April 17, 2009
So the Pirate Bay lost their Court case, which is a shame. What really made me nearly choke on my breakfast though was this quote from one of the music industry mouthpieces:
“There has been a perception that piracy is OK and that the music industry should just have to accept it. This verdict will change that.”
This quote couldn’t illustrate more how clueless they are, and why they are ulrimately doomed to failure. As a friend of mine put it, widespread cultural attitudes are not going to change because of laws, so no matter how many people they prosecute and put in jail, people are not going to just turn around and uninstall their torrent clients. Instead, they’re going to get more pissed off, fight back more aggressively, and in the end they’ll win.
On a tangent, however, while reading up on the Pirate Bay stuff, this also came to my attention — that the fourth defendent in the case is actually a well-known suspected neo-nazi. This doesn’t seem to have been widely reported, but it looks like the Pirate Bay crew took in serious donations from Carl Lundstrom, who is heavily involved in extreme-right politics.
Some of the news regarding the links between Lundstrom and the Pirate Bay crew seems exaggerated (claims that he was a stakeholder, for example), and the Pirate Bay trio also claim that Lundstrom was included in the lawsuit because he has a bad reputation and so it helps to make them look bad. When it comes down to it, however, there are no excuses for making such alliances, even if the Pirate Bay was only taking donated money and equipment. If anything, that potentially puts them in a position where they hold obligations to an extreme right figure.
While the Pirate Bay’s fight should be supported, their actual politics have often come across as shallow and sometimes opportunistic in the past, which is unfortunate.
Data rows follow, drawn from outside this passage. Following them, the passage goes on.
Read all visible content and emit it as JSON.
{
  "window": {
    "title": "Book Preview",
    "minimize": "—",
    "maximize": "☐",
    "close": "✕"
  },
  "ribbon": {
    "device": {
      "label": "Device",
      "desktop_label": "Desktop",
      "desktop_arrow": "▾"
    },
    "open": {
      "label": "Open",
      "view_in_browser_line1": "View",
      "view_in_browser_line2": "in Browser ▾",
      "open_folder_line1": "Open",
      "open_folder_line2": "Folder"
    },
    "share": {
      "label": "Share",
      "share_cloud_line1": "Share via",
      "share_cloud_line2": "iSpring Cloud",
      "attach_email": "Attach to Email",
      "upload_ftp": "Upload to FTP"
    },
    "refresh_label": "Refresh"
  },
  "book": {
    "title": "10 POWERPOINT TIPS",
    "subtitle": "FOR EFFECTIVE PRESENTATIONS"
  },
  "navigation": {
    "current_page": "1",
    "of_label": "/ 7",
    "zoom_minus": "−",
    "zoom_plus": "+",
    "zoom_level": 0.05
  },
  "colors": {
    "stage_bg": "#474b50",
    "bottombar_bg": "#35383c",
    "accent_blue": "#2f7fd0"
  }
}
Likewise, working with the extreme right in any capacity is something that can only be condemned.
Image credit: Atom X
I’ve been following the debate surrounding this op-ed by Mark Helprin. Helprin, who keeps getting referred to as a sci-fi writer but not as a fellow at the conservative Claremont Institute, basically makes the claim that not only are copyrights a good thing, but they should be extended to last perpetually. As in, forever.
There’s been a spirited rebuttal posted at this wiki where they make several valid points, including Helprin’s mistaken understanding of public goods. The main point, however, that copyrights are something desirable and good, is never questioned. Certainly not by Helprin, and not by the wiki (at least last time I checked).